“We’ve just been walking together, and we’re already becoming friends!”
This is probably my favorite quote that I’ve heard from the Black/African American hikes at the Preserve.
Keeping that in mind, allow me to reintroduce myself. I am Barinaale Dube, Cultural History Fellow, turned Cultural History Interpreter. I feel like my extended presence at the preserve is a very apt description of the nature of the work. It quite literally draws you in.
One of the pinnacles of our then fellowship and now gainful employment has been the hike. Considering that the entirety of this work has occurred during the first global pandemic in at least a 100 years, it was a relatively safe way to take lovers of the Preserve, people in the community, and life-long learners on this journey with us. Participants sign up online, meet us at the trailhead, and then we literally walk some of the same paths that the families we are researching once did. We stop at cemeteries, still-standing structures, and man-made landmarks to discuss the details of their daily lives. All while discussing a range of topics that either connect us to these families, one another, or a combination of the two. It constantly amazes me how much I learn every time I lead a hike. Because we freely offer up this information, people are encouraged to offer their own experiences and wisdom back, or even include us in various projects or programs.
This concept of “taking people along with us” has always been a foundational pillar of this work for me. There are millions of inaccessible journals, research reports, books and textbooks filled with either antiquated or indecipherable historical information. There are hundreds of classes and conferences constructed to bounce the same schools of thoughts amongst people. Some of the most persistent history that the average person has access to today, is oral.
I couldn’t tell you what 3rd grade textbook I learned about Christopher Columbus in, but I can tell you that in fourteen hundred ninety-two, Columbus sailed the ocean blue. That history was passed down to me orally. In that same way to preserve resources and maximize engagement, there are no pamphlets or fact sheets distributed on our hikes. Everything offered up, is discussed, dissected, and directed back to us in words and ways that will help it stick in our minds.
Between my cultural information, Summers’ geo-spatial analysis, and Joe’s biological insights, we have really been able to offer a very immersive experience. One of the benefits of this being a state-protected preserve, is the ability to offer the experience and the entirety of the south-section of the Preserve freely.
On the hike, when I discuss colonial-capitalistic concepts of ownership, specifically in regards to land, it helps shine light on these notions of nationality that we’ve constructed. I believe it is very important to constantly assert that we are only stewards of this land and information. That is the belief of the people who ancestrally occupied this space, and it also was the belief of the Black people who lived on the mountains as well. That every exchange does not have to be commodified or have a monetary component.

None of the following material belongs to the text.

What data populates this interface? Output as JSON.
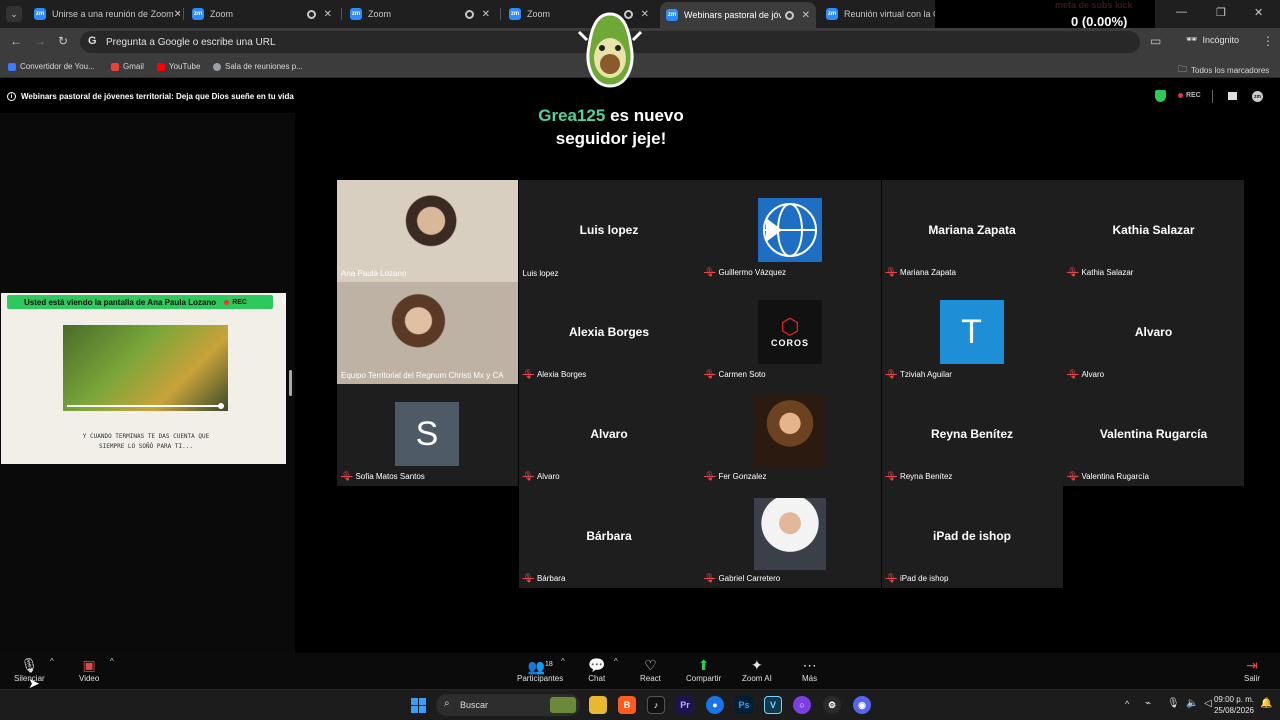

This has really rung true. For Langston, a nine-year old participant on one of our hikes, he really got more than be bargained for. What he probably thought would just be a hike in the woods with his grandmother turned out to be a very rich adventure where he could, “make a friend just by walking together”. That is our continual hope, that as we look back in time at our ancestors or members in our community, we’ll be able to take care of not only the earth, but each other better through what we’ve learned to adopt or lay by the wayside. That these Black/African American hikes at the Preserve offer cultural lessons that have contemporary value that can improve the way we live in community with one another.
That is the beauty of this journey; it’s all open to interpretation.